In the past year both Montreal mayor Grald Tremblay and Projet Montral chief Richard Bergeron have flaunted their failure to take Montreal transit issues by proposing an immediate tramway on Avenue du Parc. Of course, if financial resources were lavish and if there were no need to establish priorities or to carefully manage public finances an immediate tramway here, there and everywhere would be a no-brainer but there is currently no short-to-medium term justification for installing one on Parc.
The first reason is that, in economic theory, we look at the concept of chance cost’ which predicates that when you invest in one thing you forgo the chance to consume on an alternative. as a result it is at all times finance in both private and federal life to ensure that necessarily limited funds are first used to purchase the foremost priority, highest return items.
Currently, the metropolis governmental transit system is a rather marginal affair external of commotion hours and long waits coupled ditch crowded and overheated buses further Mtro cars are the norm. much could easily be done to quickly upgrade the system and to make it more attractive to potential customers and the first priority is for more buses to be run on the natural routes and for them to serve as able to bring about about more quickly during the daytime.
If our politicians were really interested in improving public transit on streets such due to reaching du Parc they would first undertake the obvious, lower cost and easily reversible, experiment of having the unpretentious bus lanes function unreduced day, instead of just working hours, also offering a rush-hour bus service throughout the day on material routes. With an increased and dependable sunlight hours service on the major routes, visitors, workers, shoppers also others would have the option of switching to public expedition and leaving their private vehicles at home. unless and until people are convinced to switch from innate cars to public transit acknowledged is going to be no significant amass in public transit use and one new tramway on lone street would do little or nothing to change this state of affairs.
Meanwhile, rather than providing a unvaried service, the Montreal transit restraint (stm) chooses in its place to boast that it has an automated boost that you can phone to find peripheral how long you will have to wait being the next charabanc. Elsewhere, it is common to have daytime buses running every few minutes but in Montreal, during the daytime, it is common to undergo thirty-minute-plus waits, trimmed on the major routes. ground habit a tramline when you do no longer even hold a big bus service to replace.
When the Montreal charabanc does show it is badly designed, with uncomfortable seating and is, being the most part, detested by the riders. The buses are built in Quebec and are purchased mostly because the provincial supervision provides a large advantageous gifting. Bigger, better and more relaxed buses (notably Mercedes-Benz) are available and in regular use elsewhere but Montrealers are expected to suffer being Quebec’s protectionist trade policies. influence future, top quality buses should be purchased, regardless of insular subsidies.

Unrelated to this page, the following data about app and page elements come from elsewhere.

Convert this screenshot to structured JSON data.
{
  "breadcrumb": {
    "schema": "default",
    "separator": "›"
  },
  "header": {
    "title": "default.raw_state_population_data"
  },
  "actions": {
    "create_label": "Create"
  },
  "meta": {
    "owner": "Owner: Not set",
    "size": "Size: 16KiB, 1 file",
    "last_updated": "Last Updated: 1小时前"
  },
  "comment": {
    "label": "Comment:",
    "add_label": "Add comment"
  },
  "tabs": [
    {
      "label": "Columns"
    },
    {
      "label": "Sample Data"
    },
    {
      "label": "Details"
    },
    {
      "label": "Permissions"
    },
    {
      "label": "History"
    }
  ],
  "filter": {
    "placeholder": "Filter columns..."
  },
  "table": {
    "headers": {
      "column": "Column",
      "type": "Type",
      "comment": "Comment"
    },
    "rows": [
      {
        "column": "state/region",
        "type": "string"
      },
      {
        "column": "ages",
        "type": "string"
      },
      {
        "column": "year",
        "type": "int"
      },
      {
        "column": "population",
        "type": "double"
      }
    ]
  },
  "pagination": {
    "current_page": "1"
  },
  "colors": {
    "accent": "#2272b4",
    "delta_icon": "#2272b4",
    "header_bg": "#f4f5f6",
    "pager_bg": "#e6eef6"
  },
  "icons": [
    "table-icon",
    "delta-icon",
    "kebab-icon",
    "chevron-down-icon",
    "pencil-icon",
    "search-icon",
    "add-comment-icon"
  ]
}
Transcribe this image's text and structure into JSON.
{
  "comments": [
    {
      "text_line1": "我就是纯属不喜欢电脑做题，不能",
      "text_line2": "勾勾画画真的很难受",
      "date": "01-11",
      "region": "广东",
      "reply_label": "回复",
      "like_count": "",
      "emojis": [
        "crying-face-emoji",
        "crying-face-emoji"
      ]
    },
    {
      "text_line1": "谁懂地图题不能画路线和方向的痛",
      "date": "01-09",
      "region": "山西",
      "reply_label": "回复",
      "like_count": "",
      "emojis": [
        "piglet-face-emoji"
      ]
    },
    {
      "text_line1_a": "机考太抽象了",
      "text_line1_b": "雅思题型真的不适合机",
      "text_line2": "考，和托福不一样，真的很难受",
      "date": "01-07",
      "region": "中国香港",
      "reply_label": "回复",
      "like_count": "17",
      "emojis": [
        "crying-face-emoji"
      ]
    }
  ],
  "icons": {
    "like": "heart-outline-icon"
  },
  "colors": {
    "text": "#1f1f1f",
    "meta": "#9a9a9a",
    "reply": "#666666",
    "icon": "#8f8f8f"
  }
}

Studies that I have undertaken show that, during the daytime, more than eighty-percent of whole-hog vehicles in downtown Montreal are single grip indicative cars which suggests that there is plenty of opportunity for switchover from private cars to public transit if only a quality and frequent service is offered in exchange. However, thirty minute waits for buses are quite simply no longer going to convince motorists to leave their vehicles at home.
If we really want to experiment in reintroducing trams, the unrivaled place to start would seem to be somewhere latitude we could copy guaranteed to generate a large and instant new clientele without having to install an entire new city-wide gadget all at once. A track in Old Montreal, well-formed people back-and-forth from the Mtro stations, has also been suggested by the politicians but it is, because now, pointless as a result of a go back and forth charabanc service could more easily serve this function.
If we actually want to base a tramline, I may nominate St-Paul Street impact Old Montreal which is narrow, filled with stores again packed with tourists in the summer. If private vehicles were kept off the street in summertime a tram running back and forth among March Bonsecours and Boulevard St-Laurent would represent guaranteed ridership, would help boost tourism by means of improving the feel’ of the street and would bring tangible benefits to the merchants. In any event, sincere might express a good place to start the debate.
What do you think.